Entries from a dataset of interfaces:
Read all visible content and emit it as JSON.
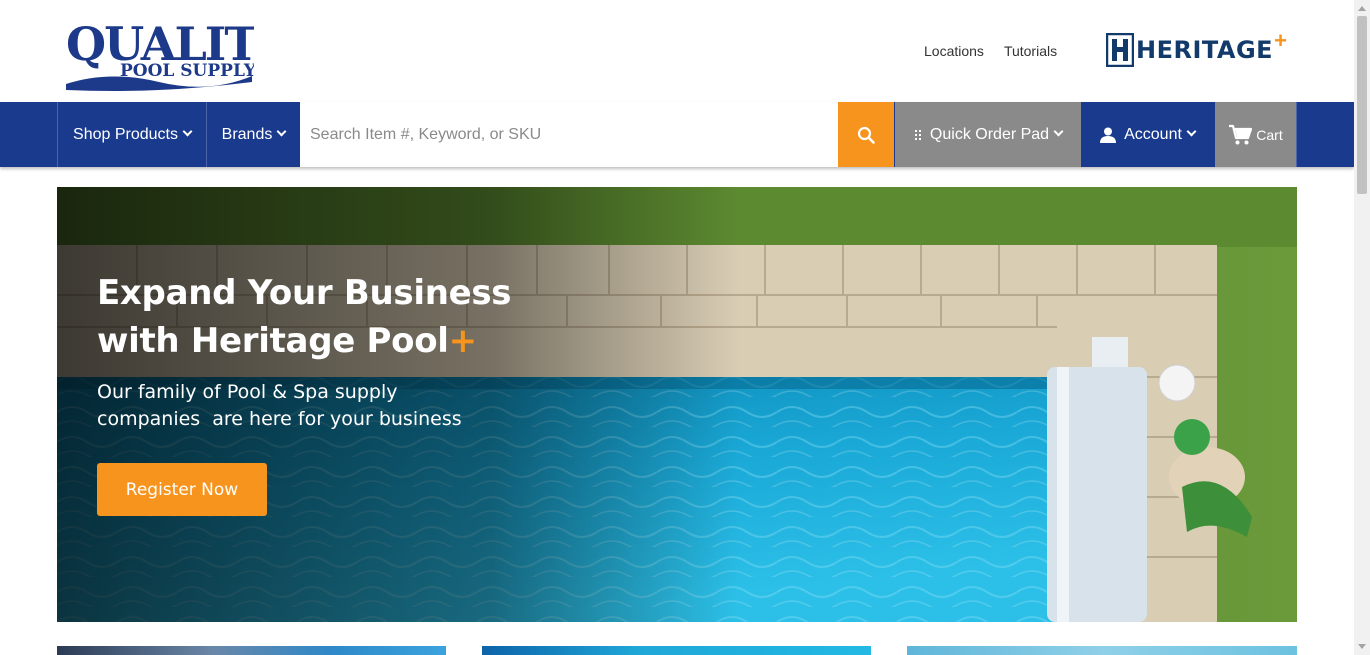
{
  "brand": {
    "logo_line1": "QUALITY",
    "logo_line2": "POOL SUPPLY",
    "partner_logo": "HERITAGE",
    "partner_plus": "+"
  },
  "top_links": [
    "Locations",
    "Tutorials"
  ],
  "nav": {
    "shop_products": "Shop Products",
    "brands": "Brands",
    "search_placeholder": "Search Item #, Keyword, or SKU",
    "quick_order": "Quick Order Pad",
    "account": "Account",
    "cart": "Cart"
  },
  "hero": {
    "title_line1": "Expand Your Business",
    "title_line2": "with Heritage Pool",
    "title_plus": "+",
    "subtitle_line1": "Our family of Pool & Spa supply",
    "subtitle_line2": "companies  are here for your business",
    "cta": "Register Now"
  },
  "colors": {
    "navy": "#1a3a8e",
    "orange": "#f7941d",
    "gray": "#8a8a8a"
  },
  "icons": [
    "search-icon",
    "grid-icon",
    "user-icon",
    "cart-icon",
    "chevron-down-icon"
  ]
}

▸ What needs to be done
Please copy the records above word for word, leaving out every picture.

▸ Worked solution
Read all visible content and emit it as JSON.
{
  "brand": {
    "logo_line1": "QUALITY",
    "logo_line2": "POOL SUPPLY",
    "partner_logo": "HERITAGE",
    "partner_plus": "+"
  },
  "top_links": [
    "Locations",
    "Tutorials"
  ],
  "nav": {
    "shop_products": "Shop Products",
    "brands": "Brands",
    "search_placeholder": "Search Item #, Keyword, or SKU",
    "quick_order": "Quick Order Pad",
    "account": "Account",
    "cart": "Cart"
  },
  "hero": {
    "title_line1": "Expand Your Business",
    "title_line2": "with Heritage Pool",
    "title_plus": "+",
    "subtitle_line1": "Our family of Pool & Spa supply",
    "subtitle_line2": "companies  are here for your business",
    "cta": "Register Now"
  },
  "colors": {
    "navy": "#1a3a8e",
    "orange": "#f7941d",
    "gray": "#8a8a8a"
  },
  "icons": [
    "search-icon",
    "grid-icon",
    "user-icon",
    "cart-icon",
    "chevron-down-icon"
  ]
}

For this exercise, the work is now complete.